Monday, August 16, 2004
(Late Night, Early Morning)
This entry is about three days, technically. I will start with the 14th, which is when we were in Freeport. Since I had gotten off in Nassau, it was James who was to get off in Freeport. As luck would have it, another I/S manager was on vacation there, and had a car. He picked James up in the morning, and I had a bit of a hectic work day.
I will reiterate here that this ship only has a couple of weeks left before it goes to a dry dock for maintenance. At that time, all of the computers and servers will be replaced, lots of new wiring will be run, and many things on the ship will be re-modeled or re-built. (It is a good thing too, as you will see a bit later in this entry). The problem is, these computers (which are STILL Windows 95) and servers are in such bad shape that many won't even last another three weeks. Since most of the servers are already on board, I have already replaced two servers and performed the upgrades while still in production. We have actually had to replace or rebuild computers with spare parts because they literally won't last another two weeks. It has been really crazy.
James was originally hesitant to even go ashore, complaining that Freeport had nothing in it. I convinced him that wasn't the case, and with a car they were able to take in the whole island. They had a great day, and he has definitely changed his mind about Freeport (which is good, as will become evident later). As I mentioned in the last entry, we were leaving at 5, for reasons that I am unaware of. I got a couple decent pictures, one of the dry dock that we will be using next month, one of a really nice tugboat (I love tugboats, for some reason), and one of a building that would be my dream house. I would love a house right out over the water like that.
We spent all night and the next day going VERY slowly back to Miami. Sunday night I ended up working all night, as we had several things go down including our e-mail server. I got it back up early in the morning, and went out on deck to watch us pull into Miami just after 5 am.
I took a number of pictures, nighttime is my favorite time to take pictures. In fact, I really wish that I could get my hands on an old-fashioned 35mm camera with no electronics, just to take long-exposure pictures with. Here is the upper deck of the Imagination, you can see the waterslide and such. This is Miami as we are pulling in, as well as this picture. This picture and this one are both of the ship with the city and port behind as we are coming down the port canal. Here is the road running next to the canal (being this close and seeing the ant-like cars is one of the few times I really feel the scale of the ship).
The last three pictures are of the Fascination. It is identical to the Imagination, it is just a bit newer. I can't (obviously) get a picture of our boat at night, so this is as close as it gets.
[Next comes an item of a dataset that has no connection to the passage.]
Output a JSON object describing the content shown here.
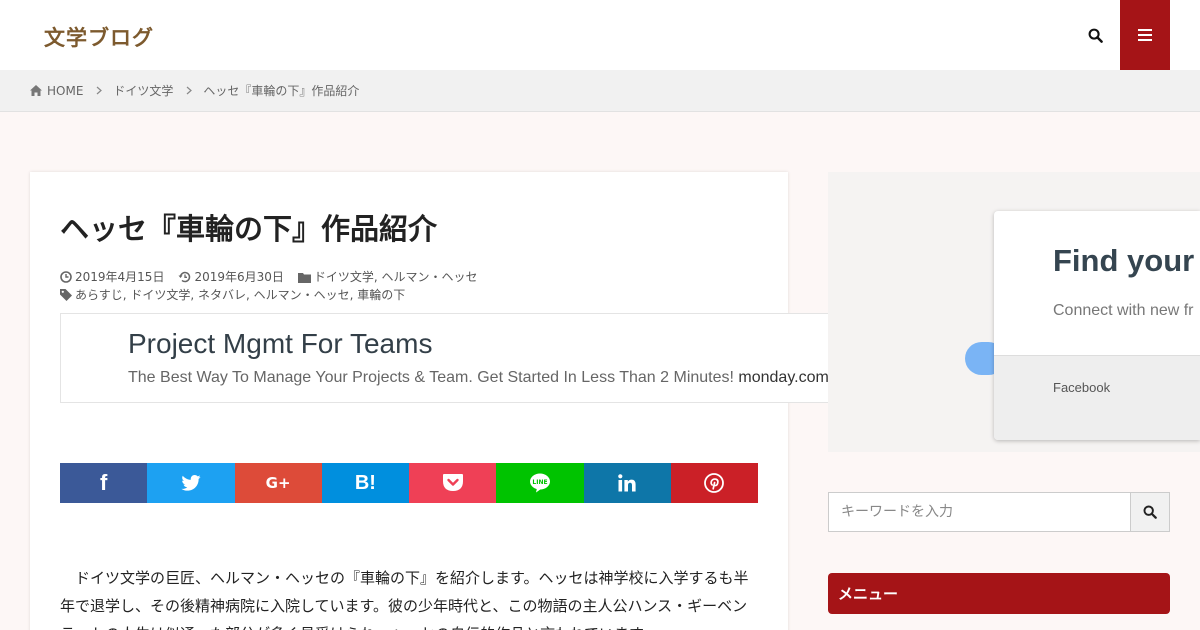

For those who don't know, a dry dock is basically what it sounds like. They pull the boat up next to it, tie it up REALLY well, and then lift the entire boat out of the water. This way they can paint and repair the hull, drive vehicles up to and around it, etc. It is the ONLY time that they can work on it without guests, so they can renovate, tear apart, and rebuild things. The reason that I say that it is good that James liked Freeport is that, as it turns out, he and I will be on the boat during dry dock.
I was at the same time equally hoping and dreading that I would be here for the dry dock. On one hand, it will be cool to see and a good experience. I will have complete free run of the ship with no worries about guests or wearing a uniform (although from what I understand, we still have to wear a coverall). However, it means that large portions of the ship will have no A/C (as they replace things), there will be WAY fewer chefs and such, and lots of inconveniences. It is also a LOT of work from what I understand.
It is a good thing that it is going in now, as when we were loading passengers on Monday, there was a bit of a power flicker. We stayed in port for an extra couple of hours, and they told the guests that they were just checking it out to make sure that it was fine. As it turns out, we were lucky to have left at all. I don't know if you remember me mentioning that the engines that move the ship are electric, but THAT'S where the problem was. The engines were broken in some way, and we were going to have two wait up to two days to have them fixed. Luckily, the main engine guy is really good, and figured out a solution to make them work and leave Miami just a few hours late (we drive slow enough to conserve gas that we can make up quite a bit of time), and still got to Grand Cayman on time.
I am going to postpone writing about the rest of the week until I get my underwater pictures back (which will be tomorrow after I post this), and because it is nearly 4 am.